Now...I'm thinking of all the times I've been in a hospital in the past few years...

Saturday, June 21, 2008

I feel like I belong...

"You eat like one of us," she said with an enthusiastic and purposeful smile.

"I'm sorry?" because I didn't understand what she was getting at - plus, it was hard to hear over the box fan.

"You eat like a black person; we like to put hot sauce on everything!" Merl told me this, the smile never leaving her face.

She's the owner of a new breakfast / lunch corner restaurant appropriately named, "Merl's." If you can believe it, for lunch (at this point, a couple of weeks ago) I had fried salmon patties (covered in hot sauce), fried eggs, grits, and wheat toast.

The meal was pretty good. The service was outstanding. Merl's hospitality made me feel like I belong.

There's a lot to make me feel like I don't belong here (that is, in my neighborhood).

The color of my skin.
My family origins.
An accent that slips out every now and again.
Where I work.
Where I play.
My age.
The multiple tickets I've received.

Sometimes, there are stares.

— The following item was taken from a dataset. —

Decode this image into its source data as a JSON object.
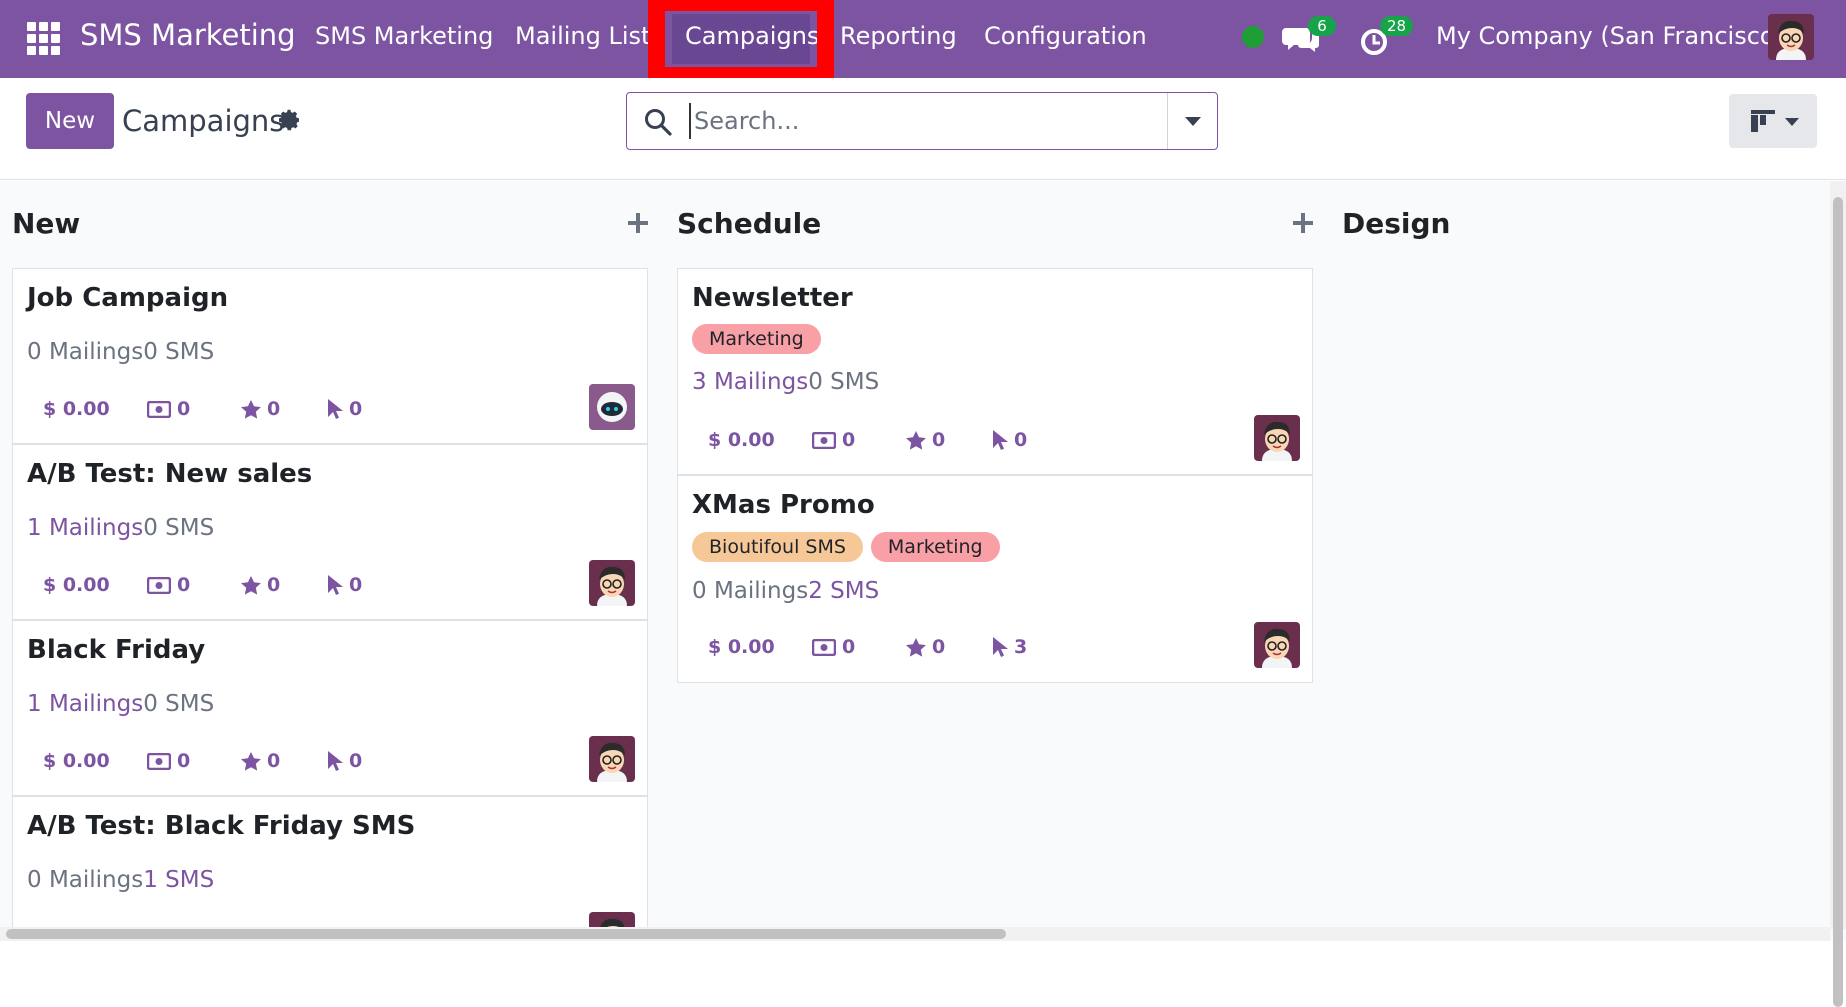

When we first moved here, someone saw my truck as an object of their hatred - I think I may have written about this earlier (the scratches). After the truck came the trash - not just normal Philly trash, but the kind that is intentionally left in front of our home in a bag. Following that, there have been at least two people (neighbors - I know where they live on our block) who have asked us for money.

But then, there are the smiles.

There's Mr. Henderson, our next door neighbor who tells us he's missed us when we travel and who tells us he's glad to see us again.
There's Bill and Juliet (members at Tenth Presbyterian) who always greet me with a smile, who always have something to say about what's going on with them or something to ask about what's going on with me.
There's Rahim - our little buddy Rahim - who waves at me from down the street and yells "Hi," to me. He remembers my name too.
There's also Rahim - the adult Muslim who lives down the street - who always has a honk , a wave, and a smile as he's driving past.
There's our neighborhood association - a group of people who want to see a difference in our neighborhood.
There's our church - a group of like minded believers who want to see Christ make a difference in our city.
Now, there's Merl's - a corner restaurant with an owner who tells me that I eat like a black person.

Tuesday, June 17, 2008

Travel (By the Numbers)

Four airline tickets purchased with frequent flier miles.

32 nights spent in hotel rooms.

7,000 miles traveled by air.
$0 paid to see One Mormon Temple in Salt Lake City, UT (more to come)...